(Your assignment): What is needed here is an exact copy of all the records below.
■ ■ ■
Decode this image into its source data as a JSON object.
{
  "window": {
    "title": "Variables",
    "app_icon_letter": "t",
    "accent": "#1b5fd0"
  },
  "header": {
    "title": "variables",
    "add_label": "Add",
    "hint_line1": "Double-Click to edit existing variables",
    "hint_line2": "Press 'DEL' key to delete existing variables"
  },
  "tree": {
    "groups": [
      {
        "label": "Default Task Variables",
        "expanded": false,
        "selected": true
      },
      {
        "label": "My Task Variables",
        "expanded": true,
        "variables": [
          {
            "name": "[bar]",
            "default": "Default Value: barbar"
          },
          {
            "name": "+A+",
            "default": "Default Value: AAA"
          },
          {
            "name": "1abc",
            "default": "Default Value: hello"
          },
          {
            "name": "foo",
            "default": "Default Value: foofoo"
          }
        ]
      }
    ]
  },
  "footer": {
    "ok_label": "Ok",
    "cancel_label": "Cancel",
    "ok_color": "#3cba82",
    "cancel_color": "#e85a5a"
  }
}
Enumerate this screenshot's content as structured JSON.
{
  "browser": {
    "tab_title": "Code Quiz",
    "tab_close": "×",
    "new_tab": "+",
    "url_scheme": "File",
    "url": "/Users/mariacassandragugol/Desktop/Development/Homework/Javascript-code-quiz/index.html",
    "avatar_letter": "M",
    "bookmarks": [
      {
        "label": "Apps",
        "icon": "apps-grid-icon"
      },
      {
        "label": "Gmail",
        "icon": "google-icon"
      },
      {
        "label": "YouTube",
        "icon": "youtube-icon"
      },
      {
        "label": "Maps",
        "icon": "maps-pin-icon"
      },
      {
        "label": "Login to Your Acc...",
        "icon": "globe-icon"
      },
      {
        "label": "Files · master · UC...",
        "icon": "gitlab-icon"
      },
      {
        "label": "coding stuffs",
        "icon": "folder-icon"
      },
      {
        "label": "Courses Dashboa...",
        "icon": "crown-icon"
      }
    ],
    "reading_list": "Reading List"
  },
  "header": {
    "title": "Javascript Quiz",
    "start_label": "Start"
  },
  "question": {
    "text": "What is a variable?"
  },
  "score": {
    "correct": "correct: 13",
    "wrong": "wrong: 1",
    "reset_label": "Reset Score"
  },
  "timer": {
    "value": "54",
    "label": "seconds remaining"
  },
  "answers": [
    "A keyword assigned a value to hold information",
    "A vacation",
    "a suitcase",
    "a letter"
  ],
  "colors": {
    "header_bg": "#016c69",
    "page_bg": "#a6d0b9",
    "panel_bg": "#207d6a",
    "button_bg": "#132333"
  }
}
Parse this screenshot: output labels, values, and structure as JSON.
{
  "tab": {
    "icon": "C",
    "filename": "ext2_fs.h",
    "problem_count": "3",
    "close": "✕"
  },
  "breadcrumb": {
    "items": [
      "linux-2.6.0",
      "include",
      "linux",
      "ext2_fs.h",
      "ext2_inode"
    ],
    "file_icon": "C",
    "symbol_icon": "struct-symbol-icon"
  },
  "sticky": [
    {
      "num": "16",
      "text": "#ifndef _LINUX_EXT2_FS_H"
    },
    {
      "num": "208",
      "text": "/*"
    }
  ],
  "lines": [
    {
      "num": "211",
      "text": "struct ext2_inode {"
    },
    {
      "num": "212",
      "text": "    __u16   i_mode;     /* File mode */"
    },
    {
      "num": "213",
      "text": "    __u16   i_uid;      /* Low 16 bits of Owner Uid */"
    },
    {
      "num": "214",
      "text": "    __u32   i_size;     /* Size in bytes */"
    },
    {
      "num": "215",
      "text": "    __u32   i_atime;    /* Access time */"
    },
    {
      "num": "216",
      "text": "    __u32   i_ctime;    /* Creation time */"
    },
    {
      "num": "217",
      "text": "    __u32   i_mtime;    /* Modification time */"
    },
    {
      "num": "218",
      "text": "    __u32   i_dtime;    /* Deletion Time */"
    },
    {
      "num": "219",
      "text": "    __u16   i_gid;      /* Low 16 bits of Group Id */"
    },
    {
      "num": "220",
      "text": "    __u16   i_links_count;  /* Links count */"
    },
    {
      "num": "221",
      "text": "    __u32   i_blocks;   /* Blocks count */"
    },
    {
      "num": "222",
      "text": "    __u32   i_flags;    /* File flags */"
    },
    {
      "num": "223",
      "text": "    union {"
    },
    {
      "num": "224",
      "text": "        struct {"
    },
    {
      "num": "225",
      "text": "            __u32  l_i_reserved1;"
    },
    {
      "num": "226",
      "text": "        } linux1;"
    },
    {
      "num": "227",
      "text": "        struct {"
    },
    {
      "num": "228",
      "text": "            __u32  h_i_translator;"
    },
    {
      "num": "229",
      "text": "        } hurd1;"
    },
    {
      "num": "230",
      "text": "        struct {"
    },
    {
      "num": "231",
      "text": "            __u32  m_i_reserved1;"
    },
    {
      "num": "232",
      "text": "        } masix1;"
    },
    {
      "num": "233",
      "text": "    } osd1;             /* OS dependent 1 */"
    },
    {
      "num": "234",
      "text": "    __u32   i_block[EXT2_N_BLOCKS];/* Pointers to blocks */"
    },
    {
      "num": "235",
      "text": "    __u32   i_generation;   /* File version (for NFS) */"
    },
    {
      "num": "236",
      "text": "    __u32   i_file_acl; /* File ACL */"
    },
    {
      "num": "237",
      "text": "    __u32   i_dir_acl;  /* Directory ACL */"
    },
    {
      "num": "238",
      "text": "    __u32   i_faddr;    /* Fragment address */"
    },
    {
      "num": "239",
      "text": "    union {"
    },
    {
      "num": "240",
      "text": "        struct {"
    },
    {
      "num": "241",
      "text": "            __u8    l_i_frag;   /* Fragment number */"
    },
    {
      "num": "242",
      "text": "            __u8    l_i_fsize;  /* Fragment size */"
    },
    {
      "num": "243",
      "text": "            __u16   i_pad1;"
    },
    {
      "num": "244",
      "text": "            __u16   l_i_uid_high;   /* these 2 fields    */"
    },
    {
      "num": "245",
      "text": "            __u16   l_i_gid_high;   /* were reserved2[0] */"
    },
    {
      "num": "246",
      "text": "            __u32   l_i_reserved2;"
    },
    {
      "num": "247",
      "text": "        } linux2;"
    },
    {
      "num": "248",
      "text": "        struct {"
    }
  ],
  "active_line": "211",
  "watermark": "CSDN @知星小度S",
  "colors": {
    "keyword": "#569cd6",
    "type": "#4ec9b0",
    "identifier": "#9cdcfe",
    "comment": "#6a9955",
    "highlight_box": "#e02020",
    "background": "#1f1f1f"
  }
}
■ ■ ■
(Response area):
Decode this image into its source data as a JSON object.
{
  "window": {
    "title": "Variables",
    "app_icon_letter": "t",
    "accent": "#1b5fd0"
  },
  "header": {
    "title": "variables",
    "add_label": "Add",
    "hint_line1": "Double-Click to edit existing variables",
    "hint_line2": "Press 'DEL' key to delete existing variables"
  },
  "tree": {
    "groups": [
      {
        "label": "Default Task Variables",
        "expanded": false,
        "selected": true
      },
      {
        "label": "My Task Variables",
        "expanded": true,
        "variables": [
          {
            "name": "[bar]",
            "default": "Default Value: barbar"
          },
          {
            "name": "+A+",
            "default": "Default Value: AAA"
          },
          {
            "name": "1abc",
            "default": "Default Value: hello"
          },
          {
            "name": "foo",
            "default": "Default Value: foofoo"
          }
        ]
      }
    ]
  },
  "footer": {
    "ok_label": "Ok",
    "cancel_label": "Cancel",
    "ok_color": "#3cba82",
    "cancel_color": "#e85a5a"
  }
}
Enumerate this screenshot's content as structured JSON.
{
  "browser": {
    "tab_title": "Code Quiz",
    "tab_close": "×",
    "new_tab": "+",
    "url_scheme": "File",
    "url": "/Users/mariacassandragugol/Desktop/Development/Homework/Javascript-code-quiz/index.html",
    "avatar_letter": "M",
    "bookmarks": [
      {
        "label": "Apps",
        "icon": "apps-grid-icon"
      },
      {
        "label": "Gmail",
        "icon": "google-icon"
      },
      {
        "label": "YouTube",
        "icon": "youtube-icon"
      },
      {
        "label": "Maps",
        "icon": "maps-pin-icon"
      },
      {
        "label": "Login to Your Acc...",
        "icon": "globe-icon"
      },
      {
        "label": "Files · master · UC...",
        "icon": "gitlab-icon"
      },
      {
        "label": "coding stuffs",
        "icon": "folder-icon"
      },
      {
        "label": "Courses Dashboa...",
        "icon": "crown-icon"
      }
    ],
    "reading_list": "Reading List"
  },
  "header": {
    "title": "Javascript Quiz",
    "start_label": "Start"
  },
  "question": {
    "text": "What is a variable?"
  },
  "score": {
    "correct": "correct: 13",
    "wrong": "wrong: 1",
    "reset_label": "Reset Score"
  },
  "timer": {
    "value": "54",
    "label": "seconds remaining"
  },
  "answers": [
    "A keyword assigned a value to hold information",
    "A vacation",
    "a suitcase",
    "a letter"
  ],
  "colors": {
    "header_bg": "#016c69",
    "page_bg": "#a6d0b9",
    "panel_bg": "#207d6a",
    "button_bg": "#132333"
  }
}
Parse this screenshot: output labels, values, and structure as JSON.
{
  "tab": {
    "icon": "C",
    "filename": "ext2_fs.h",
    "problem_count": "3",
    "close": "✕"
  },
  "breadcrumb": {
    "items": [
      "linux-2.6.0",
      "include",
      "linux",
      "ext2_fs.h",
      "ext2_inode"
    ],
    "file_icon": "C",
    "symbol_icon": "struct-symbol-icon"
  },
  "sticky": [
    {
      "num": "16",
      "text": "#ifndef _LINUX_EXT2_FS_H"
    },
    {
      "num": "208",
      "text": "/*"
    }
  ],
  "lines": [
    {
      "num": "211",
      "text": "struct ext2_inode {"
    },
    {
      "num": "212",
      "text": "    __u16   i_mode;     /* File mode */"
    },
    {
      "num": "213",
      "text": "    __u16   i_uid;      /* Low 16 bits of Owner Uid */"
    },
    {
      "num": "214",
      "text": "    __u32   i_size;     /* Size in bytes */"
    },
    {
      "num": "215",
      "text": "    __u32   i_atime;    /* Access time */"
    },
    {
      "num": "216",
      "text": "    __u32   i_ctime;    /* Creation time */"
    },
    {
      "num": "217",
      "text": "    __u32   i_mtime;    /* Modification time */"
    },
    {
      "num": "218",
      "text": "    __u32   i_dtime;    /* Deletion Time */"
    },
    {
      "num": "219",
      "text": "    __u16   i_gid;      /* Low 16 bits of Group Id */"
    },
    {
      "num": "220",
      "text": "    __u16   i_links_count;  /* Links count */"
    },
    {
      "num": "221",
      "text": "    __u32   i_blocks;   /* Blocks count */"
    },
    {
      "num": "222",
      "text": "    __u32   i_flags;    /* File flags */"
    },
    {
      "num": "223",
      "text": "    union {"
    },
    {
      "num": "224",
      "text": "        struct {"
    },
    {
      "num": "225",
      "text": "            __u32  l_i_reserved1;"
    },
    {
      "num": "226",
      "text": "        } linux1;"
    },
    {
      "num": "227",
      "text": "        struct {"
    },
    {
      "num": "228",
      "text": "            __u32  h_i_translator;"
    },
    {
      "num": "229",
      "text": "        } hurd1;"
    },
    {
      "num": "230",
      "text": "        struct {"
    },
    {
      "num": "231",
      "text": "            __u32  m_i_reserved1;"
    },
    {
      "num": "232",
      "text": "        } masix1;"
    },
    {
      "num": "233",
      "text": "    } osd1;             /* OS dependent 1 */"
    },
    {
      "num": "234",
      "text": "    __u32   i_block[EXT2_N_BLOCKS];/* Pointers to blocks */"
    },
    {
      "num": "235",
      "text": "    __u32   i_generation;   /* File version (for NFS) */"
    },
    {
      "num": "236",
      "text": "    __u32   i_file_acl; /* File ACL */"
    },
    {
      "num": "237",
      "text": "    __u32   i_dir_acl;  /* Directory ACL */"
    },
    {
      "num": "238",
      "text": "    __u32   i_faddr;    /* Fragment address */"
    },
    {
      "num": "239",
      "text": "    union {"
    },
    {
      "num": "240",
      "text": "        struct {"
    },
    {
      "num": "241",
      "text": "            __u8    l_i_frag;   /* Fragment number */"
    },
    {
      "num": "242",
      "text": "            __u8    l_i_fsize;  /* Fragment size */"
    },
    {
      "num": "243",
      "text": "            __u16   i_pad1;"
    },
    {
      "num": "244",
      "text": "            __u16   l_i_uid_high;   /* these 2 fields    */"
    },
    {
      "num": "245",
      "text": "            __u16   l_i_gid_high;   /* were reserved2[0] */"
    },
    {
      "num": "246",
      "text": "            __u32   l_i_reserved2;"
    },
    {
      "num": "247",
      "text": "        } linux2;"
    },
    {
      "num": "248",
      "text": "        struct {"
    }
  ],
  "active_line": "211",
  "watermark": "CSDN @知星小度S",
  "colors": {
    "keyword": "#569cd6",
    "type": "#4ec9b0",
    "identifier": "#9cdcfe",
    "comment": "#6a9955",
    "highlight_box": "#e02020",
    "background": "#1f1f1f"
  }
}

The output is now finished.